‘Whoever was advising the government obviously wasn’t aware of how the industry operates. So they threw money at the industry in a panic to try and prop it up.
‘And they just made things worse…’
The massive surge in work left the biggest companies at most risk as their sales teams committed the companies to work at fixed costs, often signing up two to four times their normal level of business.
But the sudden surge forced prices sky high as the cost of raw materials rocketed in response to the demand, along with supply chain problems.
Prices of materials have been rising steadily since the start of the pandemic, but exploded in April and May last year (average prices of commodities – Arcardis statistics)
Staffing costs also soared with some in-demand tradies and specialists being headhunted by rivals for twice their previous salary.
The industry was also hit with delays caused by Covid shutdowns and then the La Nina deluges stopping work on sites across the eastern half of the country for weeks on end.
Now companies up and down the country are committed to fixed cost contracts which are losing them money hand over fist.
The worst affected are the bigger companies with sales teams who booked in record amounts of business at prices they can’t sustain, with profits smashed by the rising costs.

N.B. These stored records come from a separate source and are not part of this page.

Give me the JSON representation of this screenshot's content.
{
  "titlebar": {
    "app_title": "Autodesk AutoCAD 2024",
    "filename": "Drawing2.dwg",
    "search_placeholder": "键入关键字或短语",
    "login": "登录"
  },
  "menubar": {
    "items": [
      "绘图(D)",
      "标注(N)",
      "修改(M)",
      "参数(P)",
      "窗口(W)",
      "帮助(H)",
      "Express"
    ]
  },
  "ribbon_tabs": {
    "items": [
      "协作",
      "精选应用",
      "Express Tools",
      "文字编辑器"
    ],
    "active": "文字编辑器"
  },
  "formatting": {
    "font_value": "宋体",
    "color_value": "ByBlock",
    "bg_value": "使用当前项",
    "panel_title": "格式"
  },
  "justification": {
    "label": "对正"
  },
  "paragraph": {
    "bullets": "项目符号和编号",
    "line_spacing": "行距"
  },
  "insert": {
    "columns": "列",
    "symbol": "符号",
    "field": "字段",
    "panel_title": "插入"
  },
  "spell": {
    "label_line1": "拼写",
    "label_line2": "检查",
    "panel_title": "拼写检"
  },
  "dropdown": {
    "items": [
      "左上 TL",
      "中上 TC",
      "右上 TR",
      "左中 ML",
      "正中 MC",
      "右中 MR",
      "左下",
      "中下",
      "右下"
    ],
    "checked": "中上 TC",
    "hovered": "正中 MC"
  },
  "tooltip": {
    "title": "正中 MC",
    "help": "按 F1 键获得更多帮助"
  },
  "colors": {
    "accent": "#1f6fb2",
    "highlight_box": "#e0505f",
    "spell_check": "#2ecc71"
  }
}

Smaller companies have also been bit but are better protected as they have committed to fewer jobs and are more likely to be able to cover their losses.
Others are renegotiating the cost of contracts before starting work to account for the change in the economy, and offering customers their deposit back if they choose not to proceed.
But Mr Stephens admitted some unscrupulous builders are starting work on projects at the fixed price, only to stop halfway through and hold families to ransom to complete the job.
‘That’s completely unethical,’ he admitted. ‘That gives the industry a terrible reputation. And it’s not fair on the consumers either.’
Jon Davies, CEO Australian Constructors Association, echoed Mr Stephens’s concerns and said the Russian-Ukraine war had also impacted costs, driving up the price of steel and concrete.
But he said customers simply needed to pay more to cover the increased expenses and ignore the contracts and quotes they had been given.
Profit margins of just around three per cent have been wiped out by costs rising between 25 to 75 per cent, inflicting massive losses on the bigger construction companies
‘The big issue is that the construction industry is unable to pass these price increases on,’ he told Daily Mail Australia.
‘Service stations can increase prices within hours of the oil price going up, yet construction companies are expected to provide fixed prices for 12 to 18 months or even two to three years.
‘Double-digit inflation for an industry with single-digit profit margins is a recipe for disaster.
‘Delaying or cancelling projects is not the solution as the impact to industry will be greater than the problem of material price increases.
‘Clients urgently need to work with contractors to compensate them for these unforeseen additional costs, irrespective of the contract they have signed.’
He said that in the future, the government needs to overhaul the entire system away from contractors competing on price alone.
He added: ‘Instead, we should be encouraging competition on overall value for money considerations such as productivity, innovation, environmental sustainability and improved social outcomes.’